§ PROBLEM DESCRIPTION:
Drop every image, then reproduce the data exactly as given.

=== Begin Enclosure ===

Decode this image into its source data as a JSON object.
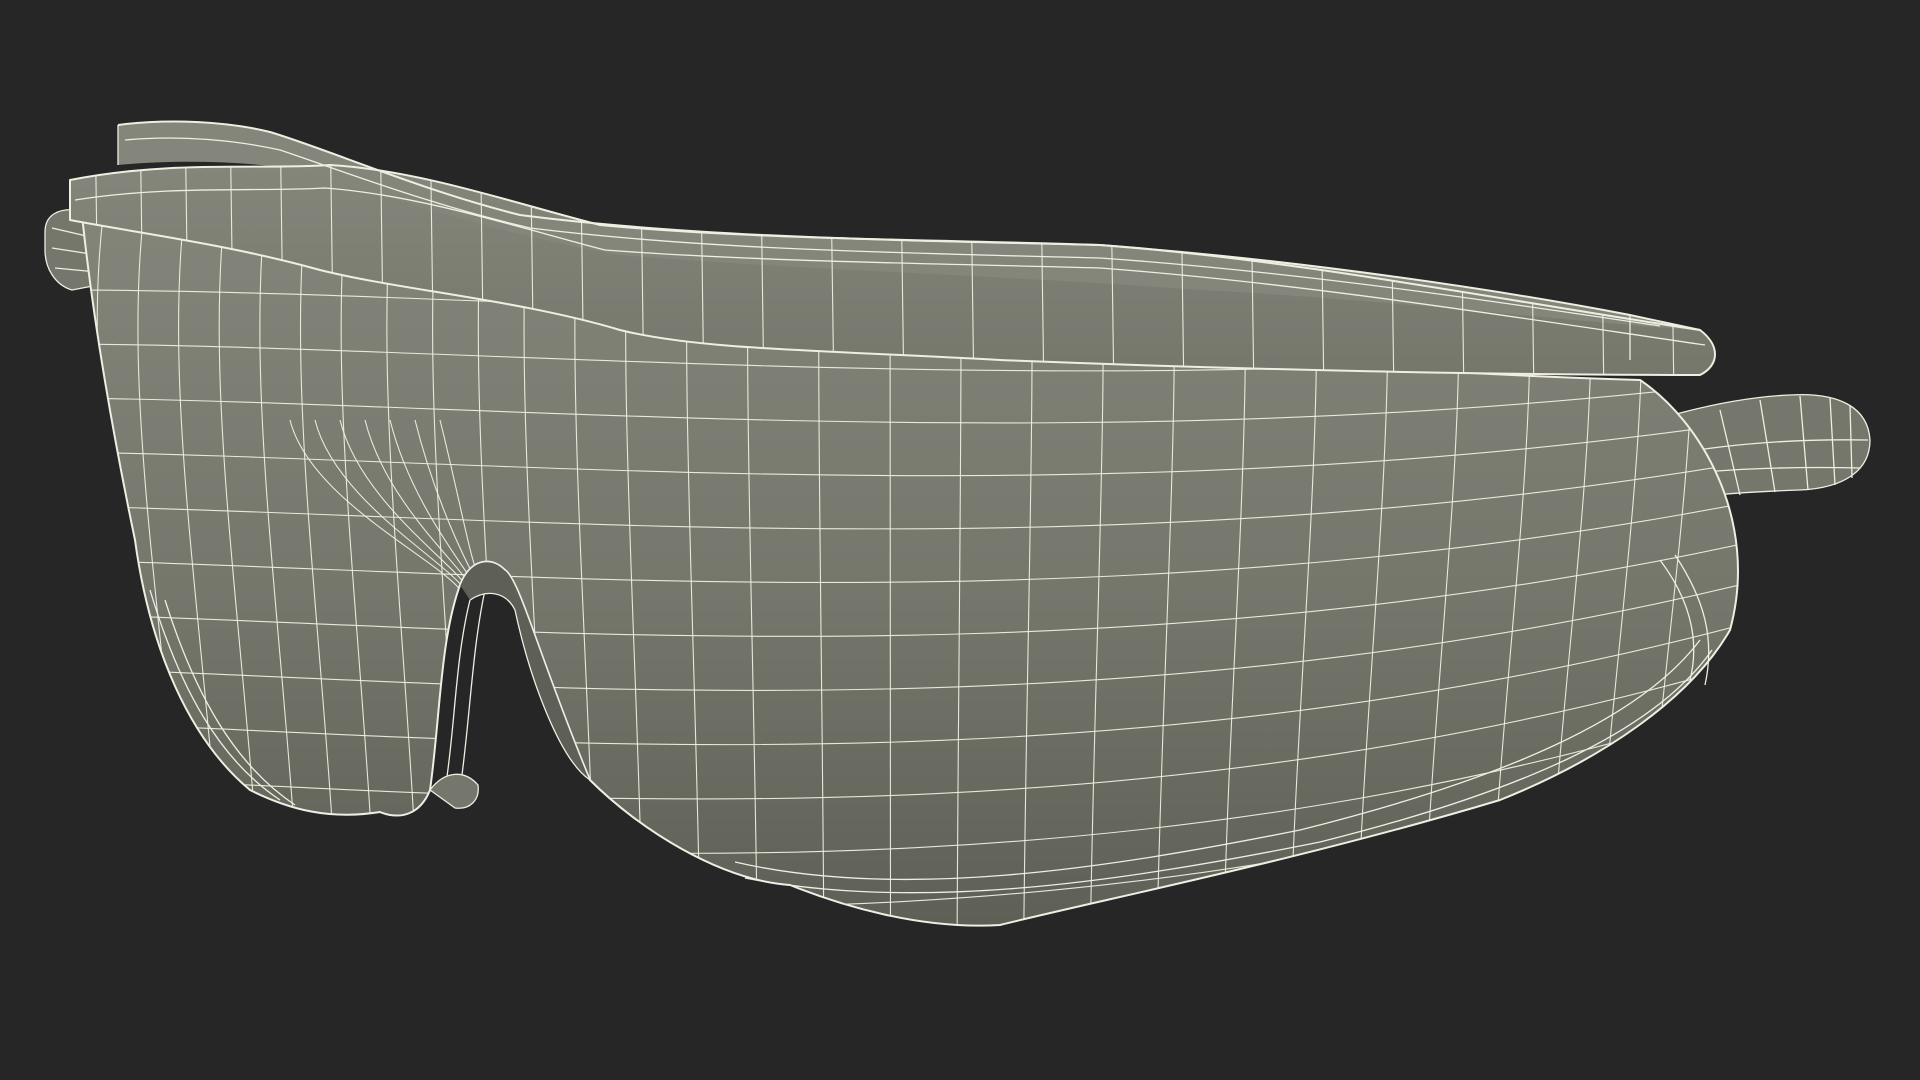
{
  "scene": {
    "subject": "wireframe-safety-glasses-icon",
    "colors": {
      "background": "#262626",
      "surface": "#76776c",
      "surface_light": "#85867b",
      "surface_dark": "#5e5f56",
      "wire": "#eeeee2"
    }
  }
}
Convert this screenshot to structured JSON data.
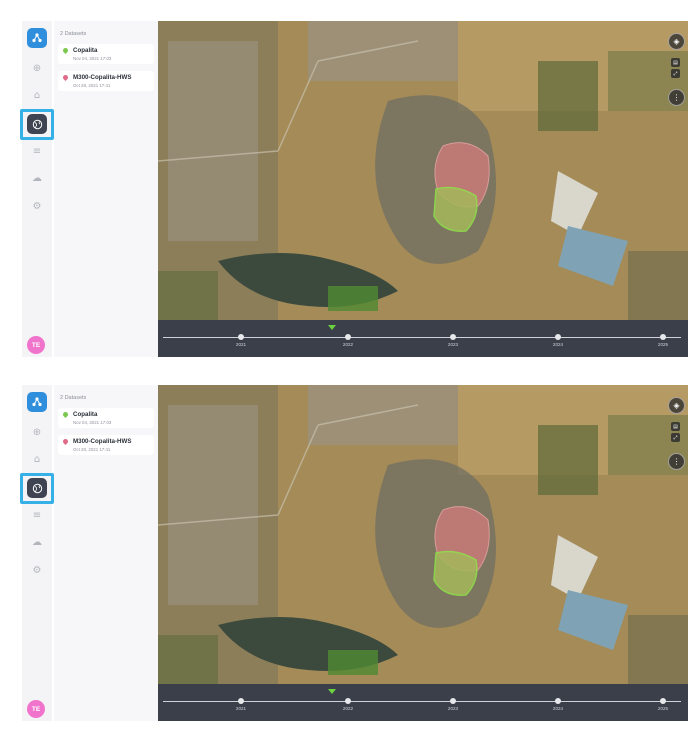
{
  "datasets_header": "2 Datasets",
  "datasets": [
    {
      "name": "Copalita",
      "date": "Nov 04, 2021 17:03",
      "pin_color": "#7cc84f"
    },
    {
      "name": "M300-Copalita-HWS",
      "date": "Oct 28, 2021 17:41",
      "pin_color": "#e06b86"
    }
  ],
  "user": {
    "initials": "TE"
  },
  "timeline": {
    "years": [
      "2021",
      "2022",
      "2023",
      "2024",
      "2025"
    ]
  },
  "icons": {
    "rail": [
      "logo-icon",
      "plus-circle-icon",
      "home-icon",
      "globe-icon",
      "list-icon",
      "cloud-upload-icon",
      "settings-icon"
    ],
    "map": [
      "compass-icon",
      "layers-icon",
      "fullscreen-icon",
      "more-vertical-icon"
    ]
  },
  "colors": {
    "accent": "#2f8fdc",
    "highlight": "#35b1e8",
    "selected_rail": "#3e4452",
    "timeline_bg": "#3b3f49"
  }
}
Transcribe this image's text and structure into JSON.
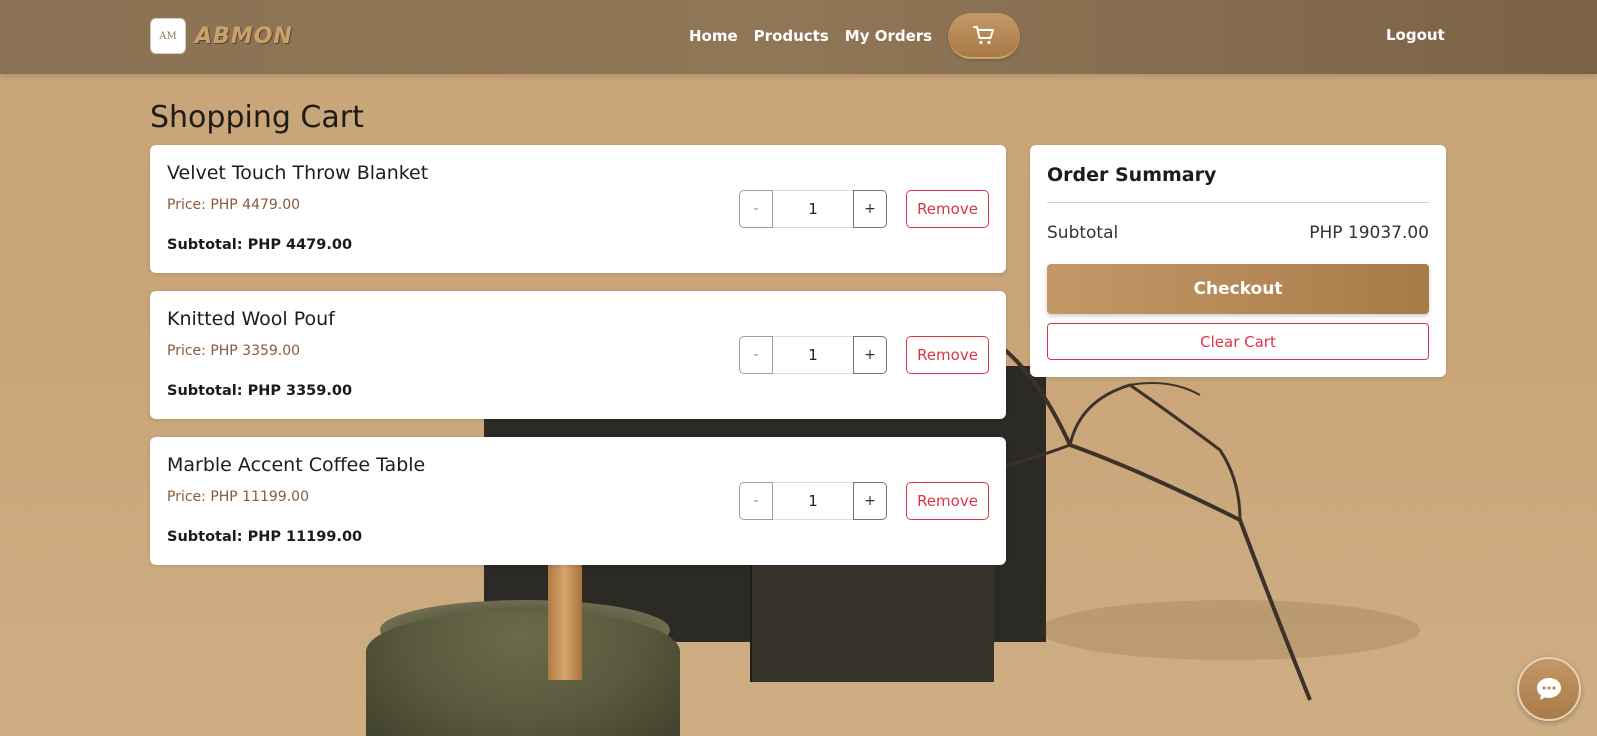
{
  "brand": {
    "logo_text": "AM",
    "name": "ABMON"
  },
  "nav": {
    "links": [
      {
        "label": "Home"
      },
      {
        "label": "Products"
      },
      {
        "label": "My Orders"
      }
    ],
    "cart_icon": "cart-icon",
    "logout_label": "Logout"
  },
  "page": {
    "title": "Shopping Cart"
  },
  "cart": {
    "items": [
      {
        "name": "Velvet Touch Throw Blanket",
        "price": "Price: PHP 4479.00",
        "quantity": "1",
        "subtotal": "Subtotal: PHP 4479.00",
        "minus_label": "-",
        "plus_label": "+",
        "remove_label": "Remove"
      },
      {
        "name": "Knitted Wool Pouf",
        "price": "Price: PHP 3359.00",
        "quantity": "1",
        "subtotal": "Subtotal: PHP 3359.00",
        "minus_label": "-",
        "plus_label": "+",
        "remove_label": "Remove"
      },
      {
        "name": "Marble Accent Coffee Table",
        "price": "Price: PHP 11199.00",
        "quantity": "1",
        "subtotal": "Subtotal: PHP 11199.00",
        "minus_label": "-",
        "plus_label": "+",
        "remove_label": "Remove"
      }
    ]
  },
  "summary": {
    "title": "Order Summary",
    "subtotal_label": "Subtotal",
    "subtotal_value": "PHP 19037.00",
    "checkout_label": "Checkout",
    "clear_label": "Clear Cart"
  },
  "chat": {
    "icon": "chat-icon"
  },
  "colors": {
    "accent": "#b88a58",
    "danger": "#dc3545",
    "navbar": "#8b7254"
  }
}
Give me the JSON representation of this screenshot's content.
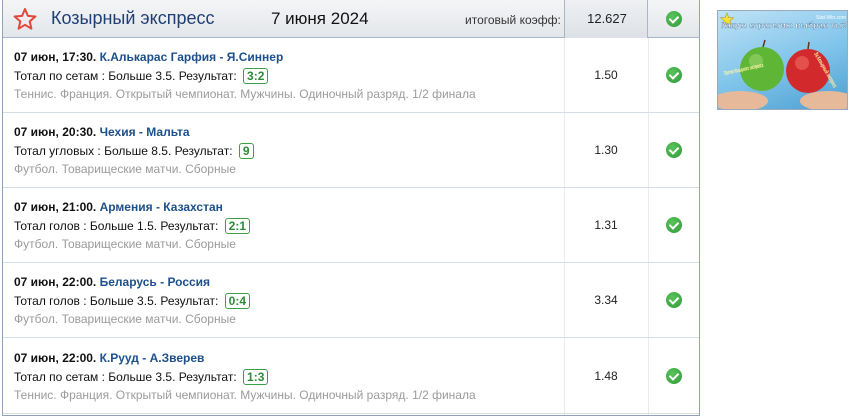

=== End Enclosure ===

§ RESULT OF THIS EXERCISE:
Decode this image into its source data as a JSON object.
{
  "scene": {
    "subject": "wireframe-safety-glasses-icon",
    "colors": {
      "background": "#262626",
      "surface": "#76776c",
      "surface_light": "#85867b",
      "surface_dark": "#5e5f56",
      "wire": "#eeeee2"
    }
  }
}
Convert this screenshot to structured JSON data.
{
  "datasets_header": "2 Datasets",
  "datasets": [
    {
      "name": "Copalita",
      "date": "Nov 04, 2021 17:03",
      "pin_color": "#7cc84f"
    },
    {
      "name": "M300-Copalita-HWS",
      "date": "Oct 28, 2021 17:41",
      "pin_color": "#e06b86"
    }
  ],
  "user": {
    "initials": "TE"
  },
  "timeline": {
    "years": [
      "2021",
      "2022",
      "2023",
      "2024",
      "2025"
    ]
  },
  "icons": {
    "rail": [
      "logo-icon",
      "plus-circle-icon",
      "home-icon",
      "globe-icon",
      "list-icon",
      "cloud-upload-icon",
      "settings-icon"
    ],
    "map": [
      "compass-icon",
      "layers-icon",
      "fullscreen-icon",
      "more-vertical-icon"
    ]
  },
  "colors": {
    "accent": "#2f8fdc",
    "highlight": "#35b1e8",
    "selected_rail": "#3e4452",
    "timeline_bg": "#3b3f49"
  }
}
Transcribe this image's text and structure into JSON.
{
  "brand": {
    "logo_text": "AM",
    "name": "ABMON"
  },
  "nav": {
    "links": [
      {
        "label": "Home"
      },
      {
        "label": "Products"
      },
      {
        "label": "My Orders"
      }
    ],
    "cart_icon": "cart-icon",
    "logout_label": "Logout"
  },
  "page": {
    "title": "Shopping Cart"
  },
  "cart": {
    "items": [
      {
        "name": "Velvet Touch Throw Blanket",
        "price": "Price: PHP 4479.00",
        "quantity": "1",
        "subtotal": "Subtotal: PHP 4479.00",
        "minus_label": "-",
        "plus_label": "+",
        "remove_label": "Remove"
      },
      {
        "name": "Knitted Wool Pouf",
        "price": "Price: PHP 3359.00",
        "quantity": "1",
        "subtotal": "Subtotal: PHP 3359.00",
        "minus_label": "-",
        "plus_label": "+",
        "remove_label": "Remove"
      },
      {
        "name": "Marble Accent Coffee Table",
        "price": "Price: PHP 11199.00",
        "quantity": "1",
        "subtotal": "Subtotal: PHP 11199.00",
        "minus_label": "-",
        "plus_label": "+",
        "remove_label": "Remove"
      }
    ]
  },
  "summary": {
    "title": "Order Summary",
    "subtotal_label": "Subtotal",
    "subtotal_value": "PHP 19037.00",
    "checkout_label": "Checkout",
    "clear_label": "Clear Cart"
  },
  "chat": {
    "icon": "chat-icon"
  },
  "colors": {
    "accent": "#b88a58",
    "danger": "#dc3545",
    "navbar": "#8b7254"
  }
}
Give me the JSON representation of this screenshot's content.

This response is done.